For its sympathizers, she says, the group’s appeal goes beyond ideology. What’s more important is the extent to which ISIS has created an identity for itself—one with enough emotional loyalty that it can “franchise out.” ISIS’s marketers mimic the trademarks of existing organizations—compare the logo of its English-language media wing, Al Hayat, with that of Al Jazeera—as a way to create instant recognition and, they hope, scoop up a portion of the original brand’s base. Perhaps the most obvious example is ISIS’s adoption of Al Qaeda’s black flag.
This use of symbolism has allowed disparate groups and individuals to associate themselves with the brand. Although so-called lone-wolf terrorists are not officially part of ISIS, they draw inspiration from it; see, for instance, Michael Zehaf-Bibeau, the National War Memorial shooter, who reportedly had read Islamic State material online. The group’s message also resonates with militants outside ISIS territory, in parts of Somalia, Pakistan, Afghanistan, and Chechnya, among other places. The young people from Europe and North America who are making their way to the Islamic State have all bought in to the brand. That’s why it’s important to understand the intent and appeal of ISIS’s propaganda. Western governments, including Canada’s, are not just involved in a military conflict with the Islamic State—they are also fighting the proverbial battle for hearts and minds. Anti-radicalization must become as slick and savvy as the propaganda it aims to undermine.
Arguably, creating connections with Canadian Muslims is the weakest link in Canada’s current battle plan.

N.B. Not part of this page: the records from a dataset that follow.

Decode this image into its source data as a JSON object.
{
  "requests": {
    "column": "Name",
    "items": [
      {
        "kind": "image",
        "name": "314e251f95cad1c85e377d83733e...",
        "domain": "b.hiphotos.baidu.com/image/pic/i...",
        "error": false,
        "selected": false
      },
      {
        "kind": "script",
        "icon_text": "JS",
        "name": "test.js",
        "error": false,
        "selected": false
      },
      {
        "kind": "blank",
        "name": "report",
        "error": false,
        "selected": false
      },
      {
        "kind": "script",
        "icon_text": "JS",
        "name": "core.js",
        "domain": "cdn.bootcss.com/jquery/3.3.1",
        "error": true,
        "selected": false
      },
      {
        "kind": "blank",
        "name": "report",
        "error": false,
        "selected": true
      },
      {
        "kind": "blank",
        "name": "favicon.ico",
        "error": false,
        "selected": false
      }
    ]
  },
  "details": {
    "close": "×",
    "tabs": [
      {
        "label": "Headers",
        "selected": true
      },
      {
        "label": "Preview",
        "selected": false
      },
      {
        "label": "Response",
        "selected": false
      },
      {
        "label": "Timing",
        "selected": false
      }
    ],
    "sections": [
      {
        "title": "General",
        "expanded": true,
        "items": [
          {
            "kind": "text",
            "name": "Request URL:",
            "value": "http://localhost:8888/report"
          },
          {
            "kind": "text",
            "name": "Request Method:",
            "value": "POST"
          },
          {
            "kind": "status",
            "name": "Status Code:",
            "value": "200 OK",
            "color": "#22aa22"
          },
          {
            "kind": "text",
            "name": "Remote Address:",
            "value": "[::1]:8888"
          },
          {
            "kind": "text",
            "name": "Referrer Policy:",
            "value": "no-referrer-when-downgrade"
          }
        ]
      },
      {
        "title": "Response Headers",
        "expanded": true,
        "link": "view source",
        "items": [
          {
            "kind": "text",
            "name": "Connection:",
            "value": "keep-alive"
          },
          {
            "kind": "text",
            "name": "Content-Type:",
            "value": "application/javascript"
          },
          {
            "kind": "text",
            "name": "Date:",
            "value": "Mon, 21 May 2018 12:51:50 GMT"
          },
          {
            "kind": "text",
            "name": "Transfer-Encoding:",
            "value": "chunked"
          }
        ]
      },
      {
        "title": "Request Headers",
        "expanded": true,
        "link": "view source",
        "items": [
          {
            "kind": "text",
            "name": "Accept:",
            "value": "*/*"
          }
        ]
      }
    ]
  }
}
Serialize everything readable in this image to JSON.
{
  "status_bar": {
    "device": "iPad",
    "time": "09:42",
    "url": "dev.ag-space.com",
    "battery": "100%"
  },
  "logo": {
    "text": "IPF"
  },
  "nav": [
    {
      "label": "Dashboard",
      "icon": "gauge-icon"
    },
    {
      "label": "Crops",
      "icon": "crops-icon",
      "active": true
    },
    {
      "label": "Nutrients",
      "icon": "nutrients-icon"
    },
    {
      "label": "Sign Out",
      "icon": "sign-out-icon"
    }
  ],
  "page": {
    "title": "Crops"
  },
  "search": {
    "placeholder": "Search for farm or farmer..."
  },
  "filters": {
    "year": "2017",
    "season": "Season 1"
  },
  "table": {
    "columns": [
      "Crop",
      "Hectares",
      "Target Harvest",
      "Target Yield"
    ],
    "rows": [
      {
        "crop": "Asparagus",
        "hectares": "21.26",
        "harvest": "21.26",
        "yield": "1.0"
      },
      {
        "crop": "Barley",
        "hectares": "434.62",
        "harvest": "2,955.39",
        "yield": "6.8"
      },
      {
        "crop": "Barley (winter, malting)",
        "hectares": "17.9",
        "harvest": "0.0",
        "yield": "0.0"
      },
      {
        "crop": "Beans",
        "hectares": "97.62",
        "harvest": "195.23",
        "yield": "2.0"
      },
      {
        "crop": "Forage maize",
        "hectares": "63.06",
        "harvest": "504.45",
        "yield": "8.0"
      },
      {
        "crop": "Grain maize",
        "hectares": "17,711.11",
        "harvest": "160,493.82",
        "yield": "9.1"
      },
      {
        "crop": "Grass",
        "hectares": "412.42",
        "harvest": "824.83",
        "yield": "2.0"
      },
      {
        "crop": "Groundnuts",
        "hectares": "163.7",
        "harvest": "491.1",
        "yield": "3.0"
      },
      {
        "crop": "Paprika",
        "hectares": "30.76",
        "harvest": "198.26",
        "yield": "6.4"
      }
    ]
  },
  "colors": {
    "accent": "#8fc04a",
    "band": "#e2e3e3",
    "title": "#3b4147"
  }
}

The first step, as outlined in the government’s official counterterrorism strategy, Building Resilience Against Terrorism, is prevention, which includes reaching out to vulnerable groups through the RCMP’s National Security Community Outreach program. This involves establishing narratives that “emphasize the open, diverse and inclusive nature of Canadian society and seek to foster a greater sense of Canadian identity and belonging for all.” But that might not be enough. While the vast majority of Muslims aren’t taken in by extremist propaganda, there is a small minority that remains vulnerable.
According to Rogers, ISIS is doing something unprecedented: building a nation-state in real time. To interpret its media efforts as anything less than the creation of a national foundation myth is to grossly underestimate its project. “Al Qaeda was building an idea, setting the scene for the potential existence of a state, of a caliphate,” she says. “What ISIS is doing is actually building that nation-state.” Ultimately, the fight comes down to who does a better job of selling its product. Canada must offer a compelling counter-narrative—or go on losing citizens to extremism.
Naheed Mustafa has produced documentaries for the CBC, and has written for The Atlantic, The Walrus, and others.